by Erica Gerald Mason
Drew Angerer/Getty

The president vowed to get 100 million vaccine shots into arms during his first 100 days in office – will satisfy that target more than 40 days early

After a year of life put on pause due to the pandemic, perhaps there’s light at the end of the tunnel. President Joe Biden will achieve his goal of seeing the U.S. give 100 million COVID-19 vaccine doses during his first 100 days in office on March 19, which is his 58th day in office – more than 40 days early.

“We’re going to beat this, we’re way ahead of schedule, but we’ve got a long way to go,” Biden said in a speech on Thursday.

The president first unveiled his plan to dispense 100 million doses in 100 days in December, before arriving in office, and it was considered by most to be a tight, but feasible goal. Yet, according to People, when Biden was sworn in, his administration learned the Trump administration did not have the promised supply of vaccines, complicating that objective. But after buying more doses of both Pfizer and Moderna vaccines, along with a supply of the Johnson & Johnson vaccine, vaccinations picked up, and roughly 2.5 million dosages are now being administered each day.

Former President Obama urged his Twitter followers to get vaccinated.

People reports that in total, 115,730,008 doses of the vaccine have been administered since the Pfizer vaccine was first approved for emergency use in December. About one in four Americans, or 75,495,716, have had at least one dose of a COVID-19 vaccine and at least one in ten, 40,981,464, are now fully vaccinated.

Biden said that he would disclose a new target for vaccinations next week and encouraged anybody who is still reluctant to receive the shot (or in some cases, shots).

“We need millions more to get vaccinated,” he said, echoing scientist reports that wider participation is needed to end the pandemic.

Recent polls have suggested that while more Americans say they will get vaccinated when eligible, a PBS poll released showed that 49% of Republican men say they have no plans to get the vaccine. Dr. Anthony Fauci, the nation’s top infectious diseases expert, said he was “very surprised” by the poll, and publicly asked former president Donald Trump to encourage his supporters to get vaccinated, which Trump did.

Though vaccinations have picked up considerably, the rollout varies state by state.

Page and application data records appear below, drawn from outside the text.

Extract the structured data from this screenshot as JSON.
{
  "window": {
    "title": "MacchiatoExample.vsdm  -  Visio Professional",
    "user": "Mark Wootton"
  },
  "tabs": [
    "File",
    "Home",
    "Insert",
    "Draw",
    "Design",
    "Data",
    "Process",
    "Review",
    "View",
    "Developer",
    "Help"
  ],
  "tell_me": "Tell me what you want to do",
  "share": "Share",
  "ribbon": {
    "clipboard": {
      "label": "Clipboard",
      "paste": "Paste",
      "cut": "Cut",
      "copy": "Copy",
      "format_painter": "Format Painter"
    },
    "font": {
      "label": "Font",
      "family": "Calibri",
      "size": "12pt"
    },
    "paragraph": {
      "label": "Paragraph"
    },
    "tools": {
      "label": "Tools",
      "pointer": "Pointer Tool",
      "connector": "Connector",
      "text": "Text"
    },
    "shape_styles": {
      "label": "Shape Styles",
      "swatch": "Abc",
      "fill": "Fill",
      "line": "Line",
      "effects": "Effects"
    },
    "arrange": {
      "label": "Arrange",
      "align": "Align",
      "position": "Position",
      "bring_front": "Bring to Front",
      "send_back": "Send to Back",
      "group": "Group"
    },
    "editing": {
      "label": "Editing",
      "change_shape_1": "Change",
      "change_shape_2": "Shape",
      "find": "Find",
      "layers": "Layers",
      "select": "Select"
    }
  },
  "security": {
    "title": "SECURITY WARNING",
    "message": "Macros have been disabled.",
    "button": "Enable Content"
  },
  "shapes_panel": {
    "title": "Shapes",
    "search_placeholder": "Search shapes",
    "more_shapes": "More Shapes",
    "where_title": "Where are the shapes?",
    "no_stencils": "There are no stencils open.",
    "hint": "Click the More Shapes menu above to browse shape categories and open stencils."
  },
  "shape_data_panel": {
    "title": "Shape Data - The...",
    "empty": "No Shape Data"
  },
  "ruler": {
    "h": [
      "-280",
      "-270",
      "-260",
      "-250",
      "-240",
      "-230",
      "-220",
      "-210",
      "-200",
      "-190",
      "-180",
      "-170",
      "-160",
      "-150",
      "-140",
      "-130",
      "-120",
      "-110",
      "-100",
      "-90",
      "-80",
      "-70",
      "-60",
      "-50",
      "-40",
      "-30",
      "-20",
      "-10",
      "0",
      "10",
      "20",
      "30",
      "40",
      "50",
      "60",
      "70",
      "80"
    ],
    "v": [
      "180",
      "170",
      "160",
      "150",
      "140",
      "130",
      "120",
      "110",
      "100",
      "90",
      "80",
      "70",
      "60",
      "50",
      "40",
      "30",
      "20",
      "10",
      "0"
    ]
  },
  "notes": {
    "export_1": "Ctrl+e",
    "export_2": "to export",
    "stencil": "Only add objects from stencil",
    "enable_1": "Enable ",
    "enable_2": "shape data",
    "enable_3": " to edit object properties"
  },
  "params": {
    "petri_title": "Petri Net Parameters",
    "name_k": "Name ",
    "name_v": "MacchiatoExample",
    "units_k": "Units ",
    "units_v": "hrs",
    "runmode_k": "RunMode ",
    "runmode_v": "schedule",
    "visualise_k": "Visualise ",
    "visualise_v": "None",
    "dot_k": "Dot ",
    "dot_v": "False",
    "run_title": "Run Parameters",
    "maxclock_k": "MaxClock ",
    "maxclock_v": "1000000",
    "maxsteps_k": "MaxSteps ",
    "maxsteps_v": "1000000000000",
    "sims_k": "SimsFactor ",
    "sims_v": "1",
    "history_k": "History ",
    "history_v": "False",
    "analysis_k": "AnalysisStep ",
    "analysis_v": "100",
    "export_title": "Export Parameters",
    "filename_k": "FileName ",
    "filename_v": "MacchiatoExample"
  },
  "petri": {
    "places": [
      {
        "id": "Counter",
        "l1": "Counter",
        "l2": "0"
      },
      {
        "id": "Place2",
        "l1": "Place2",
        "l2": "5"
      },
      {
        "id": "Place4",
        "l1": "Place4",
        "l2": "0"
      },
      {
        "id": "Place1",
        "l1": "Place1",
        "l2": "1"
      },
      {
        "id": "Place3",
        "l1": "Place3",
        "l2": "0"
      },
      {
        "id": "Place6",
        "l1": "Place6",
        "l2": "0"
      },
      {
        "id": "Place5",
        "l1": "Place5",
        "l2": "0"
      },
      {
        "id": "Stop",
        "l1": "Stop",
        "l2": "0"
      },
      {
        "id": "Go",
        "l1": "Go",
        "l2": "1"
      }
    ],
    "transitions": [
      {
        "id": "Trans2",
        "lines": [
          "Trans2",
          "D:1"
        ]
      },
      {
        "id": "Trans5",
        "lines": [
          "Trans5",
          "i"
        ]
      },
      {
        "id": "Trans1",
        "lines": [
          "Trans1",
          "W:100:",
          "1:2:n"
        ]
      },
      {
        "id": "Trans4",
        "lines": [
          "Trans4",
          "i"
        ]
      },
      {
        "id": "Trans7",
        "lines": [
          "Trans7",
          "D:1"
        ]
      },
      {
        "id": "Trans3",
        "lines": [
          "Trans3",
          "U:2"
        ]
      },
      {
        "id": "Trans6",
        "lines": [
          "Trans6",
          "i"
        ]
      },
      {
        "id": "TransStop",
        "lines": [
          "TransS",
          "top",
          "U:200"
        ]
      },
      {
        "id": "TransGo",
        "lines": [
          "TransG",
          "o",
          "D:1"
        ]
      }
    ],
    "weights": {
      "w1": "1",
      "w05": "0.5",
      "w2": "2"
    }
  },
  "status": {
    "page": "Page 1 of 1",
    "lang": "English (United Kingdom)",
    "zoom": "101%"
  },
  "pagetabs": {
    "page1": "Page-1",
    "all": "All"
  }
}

In some locations, only those over age 65 or with preexisting conditions are currently qualified to receive the vaccine, while Alaska and Mississippi are now allowing everyone 16 and up to get vaccinated. Biden announced in a statement last week that he wants states to open up vaccine eligibility nationwide to all adults by May 1.

Biden stressed on Thursday that vaccines will assist in ending the pandemic, acknowledging that some states are undergoing a rise in COVID-19 cases as newer mutations spread through the nation.

“Getting vaccinated is the best thing we can do to fight back against these variants,” he explained.

This has been a busy week for the Biden administration, with the 100 million vaccine marker, as well as the passing of the COVID stimulus relief package by Congress.